- The Institute in Basic Life Principles own website, with links to related sites about Gothard and their ministries
I’ve lost track of Bill Gothard for many years now. When we moved to Indianapolis twenty years ago, we had some devotees in our first church. Gothard’s Institute even has a Youth Training Center here in the city that received some support from local government (and was cleared of child abuse charges in a scandal several years ago). But by and large, he and his influence on my life have faded away.
How popular was Bill Gothard in his hey-day? And what is he doing today? In a March, 2008 article, Robin Phillips wrote:
Between the years 1967 and 2001, the Basic Seminar has been attended a total of 5,835,218 times. Of this total, 2,678,524 are those going for the first-time and 3,156,694 are alumni returning for a second helping.

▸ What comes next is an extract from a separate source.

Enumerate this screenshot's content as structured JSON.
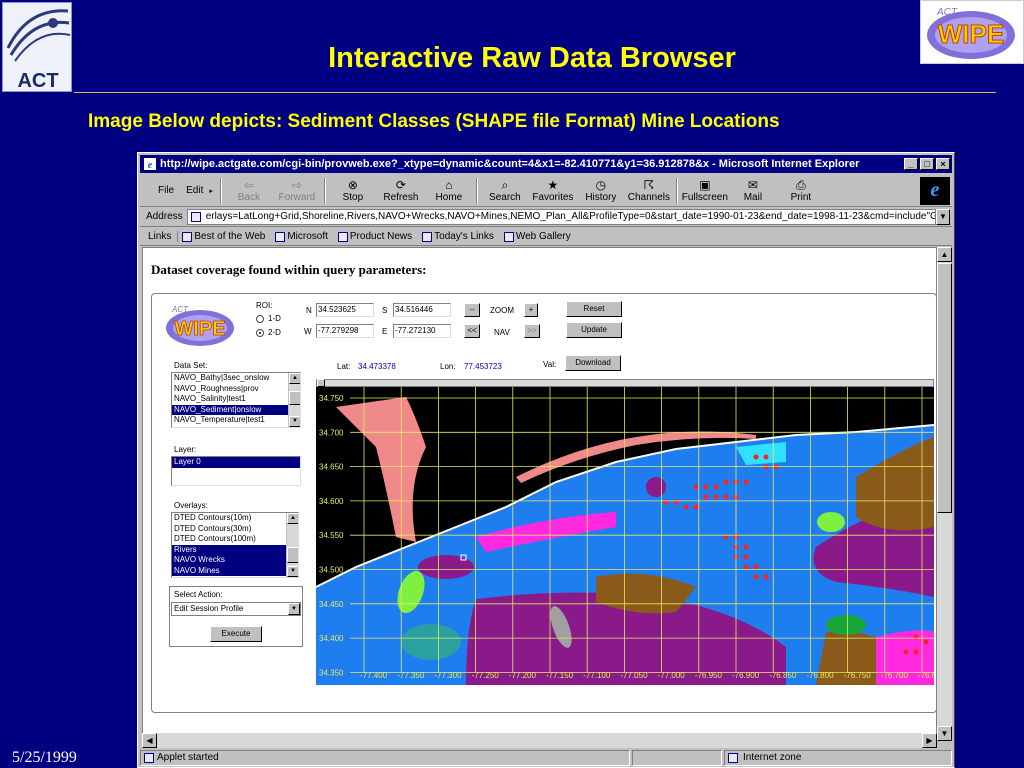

Not only is Gothard invited to present his teachings to businesses and corporations, but in 1991 after the Soviets had heard about the Advanced Training Institute, Boris Yeltsin, together with the head of Moscow Public Schools, requested that Gothard bring his character training program to Russia. The Soviets were so impressed that they granted the Institute use of a five-acre campus. To top that, the Russian Parliament adopted a declaration stating that Gothard’s principles would be beneficial for all Russians to follow. Since then over 2,000 ATI students have visited Russia, where they are teaching in public schools, working with orphans, counselling delinquent teenagers, assisting pensioner teachers and involved in community service. Gothard has set up Moscow College of The Advanced Training Institute as well as a Training Center and refuge home for orphans and juvenile delinquents.

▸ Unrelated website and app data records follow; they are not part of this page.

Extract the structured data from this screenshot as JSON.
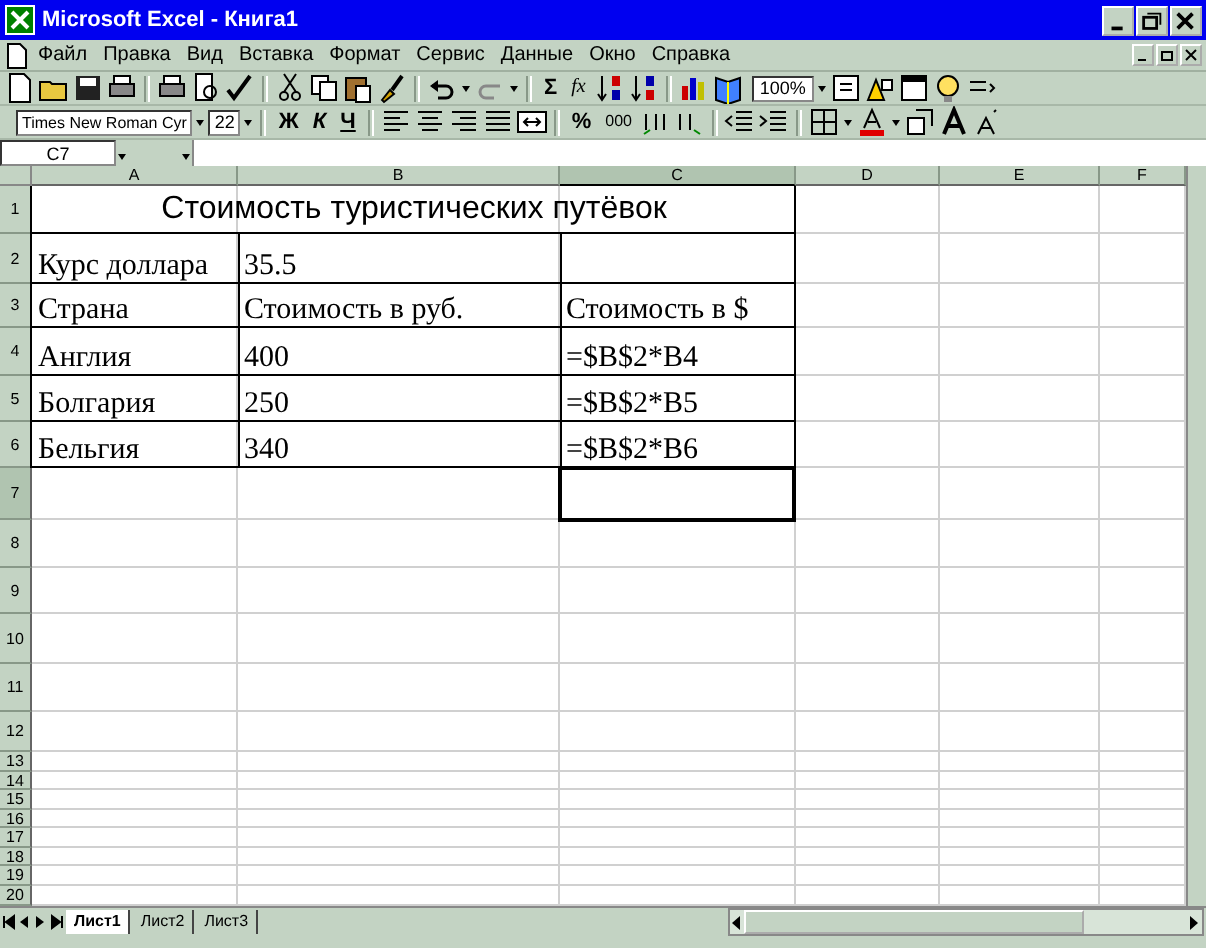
{
  "window": {
    "title": "Microsoft Excel - Книга1"
  },
  "menu": [
    "Файл",
    "Правка",
    "Вид",
    "Вставка",
    "Формат",
    "Сервис",
    "Данные",
    "Окно",
    "Справка"
  ],
  "standard_toolbar": {
    "sum": "Σ",
    "function": "fx",
    "zoom": "100%"
  },
  "formatting_toolbar": {
    "font": "Times New Roman Cyr",
    "size": "22",
    "bold": "Ж",
    "italic": "К",
    "underline": "Ч",
    "percent": "%",
    "thousands": "000"
  },
  "formula_bar": {
    "name_box": "C7"
  },
  "columns": [
    {
      "label": "A",
      "selected": false
    },
    {
      "label": "B",
      "selected": false
    },
    {
      "label": "C",
      "selected": true
    },
    {
      "label": "D",
      "selected": false
    },
    {
      "label": "E",
      "selected": false
    },
    {
      "label": "F",
      "selected": false
    }
  ],
  "rows": [
    {
      "number": "1",
      "selected": false,
      "bordered": true,
      "cells": [
        {
          "kind": "merged",
          "text": "Стоимость туристических путёвок"
        }
      ]
    },
    {
      "number": "2",
      "selected": false,
      "bordered": true,
      "cells": [
        {
          "kind": "text",
          "text": "Курс доллара"
        },
        {
          "kind": "text",
          "text": "35.5"
        }
      ]
    },
    {
      "number": "3",
      "selected": false,
      "bordered": true,
      "cells": [
        {
          "kind": "text",
          "text": "Страна"
        },
        {
          "kind": "text",
          "text": "Стоимость в руб."
        },
        {
          "kind": "text",
          "text": "Стоимость в $"
        }
      ]
    },
    {
      "number": "4",
      "selected": false,
      "bordered": true,
      "cells": [
        {
          "kind": "text",
          "text": "Англия"
        },
        {
          "kind": "text",
          "text": "400"
        },
        {
          "kind": "text",
          "text": "=$B$2*B4"
        }
      ]
    },
    {
      "number": "5",
      "selected": false,
      "bordered": true,
      "cells": [
        {
          "kind": "text",
          "text": "Болгария"
        },
        {
          "kind": "text",
          "text": "250"
        },
        {
          "kind": "text",
          "text": "=$B$2*B5"
        }
      ]
    },
    {
      "number": "6",
      "selected": false,
      "bordered": true,
      "cells": [
        {
          "kind": "text",
          "text": "Бельгия"
        },
        {
          "kind": "text",
          "text": "340"
        },
        {
          "kind": "text",
          "text": "=$B$2*B6"
        }
      ]
    },
    {
      "number": "7",
      "selected": true,
      "bordered": false
    },
    {
      "number": "8",
      "selected": false,
      "bordered": false
    },
    {
      "number": "9",
      "selected": false,
      "bordered": false
    },
    {
      "number": "10",
      "selected": false,
      "bordered": false
    },
    {
      "number": "11",
      "selected": false,
      "bordered": false
    },
    {
      "number": "12",
      "selected": false,
      "bordered": false
    },
    {
      "number": "13",
      "selected": false,
      "bordered": false
    },
    {
      "number": "14",
      "selected": false,
      "bordered": false
    },
    {
      "number": "15",
      "selected": false,
      "bordered": false
    },
    {
      "number": "16",
      "selected": false,
      "bordered": false
    },
    {
      "number": "17",
      "selected": false,
      "bordered": false
    },
    {
      "number": "18",
      "selected": false,
      "bordered": false
    },
    {
      "number": "19",
      "selected": false,
      "bordered": false
    },
    {
      "number": "20",
      "selected": false,
      "bordered": false
    }
  ],
  "sheet_tabs": [
    {
      "label": "Лист1",
      "selected": true
    },
    {
      "label": "Лист2",
      "selected": false
    },
    {
      "label": "Лист3",
      "selected": false
    }
  ]
}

As the news of the Institute’s success in Russia has spread to other countries, ATI have received invitations from Taiwan, Singapore, New Zealand, Australia, Bolivia, Mexico, China, as well as numerous U.S. cities. The mayor of Indianapolis, for example, invited the Advanced Training Institute to come and work in a low-income, high-crime area. The Institute then set up a permanent facility in Indianapolis where they have a rehabilitation facility that works in conjunction with the county’s juvenile court system. Entire cities can apply to become a ‘city of character’ by adhering to Gothard’s principles and by the mayor attending the mayor’s seminar. ATI is getting involved in American public schools as well. The state of Arkansas has mandated Gothard’s character training program to be taught in public schools, where thousands of top high school men are enrolled in Gothard’s program for young men called ALERT (Air Land Emergency Resource Team).
I’d love to hear about your experiences with Bill Gothard, the Basic Seminar, and other aspects of this work. I have not made this an analytical post critiquing BG, but let me make it clear that I now distance myself from this ministry and find many aspects of it more than troubling.
However, it was a big part of my early spiritual formation, and has had an influence on American Christianity far beyond popular recognition. Apparently, that influence is spreading around the world as well, quietly (some might say insidiously).
Bring me up to speed if you know more about what’s happening now with Gothard and the Institute. Let us hear your impressions and evaluations. Has this ministry benefited your faith in any ways? Have you been wounded by it? Has it had any impactâ€”positive or negativeâ€”on your church? What do you as a Bible student think about how Gothard handles the Scriptures?
Whatever happened to Bill Gothard . . . and you?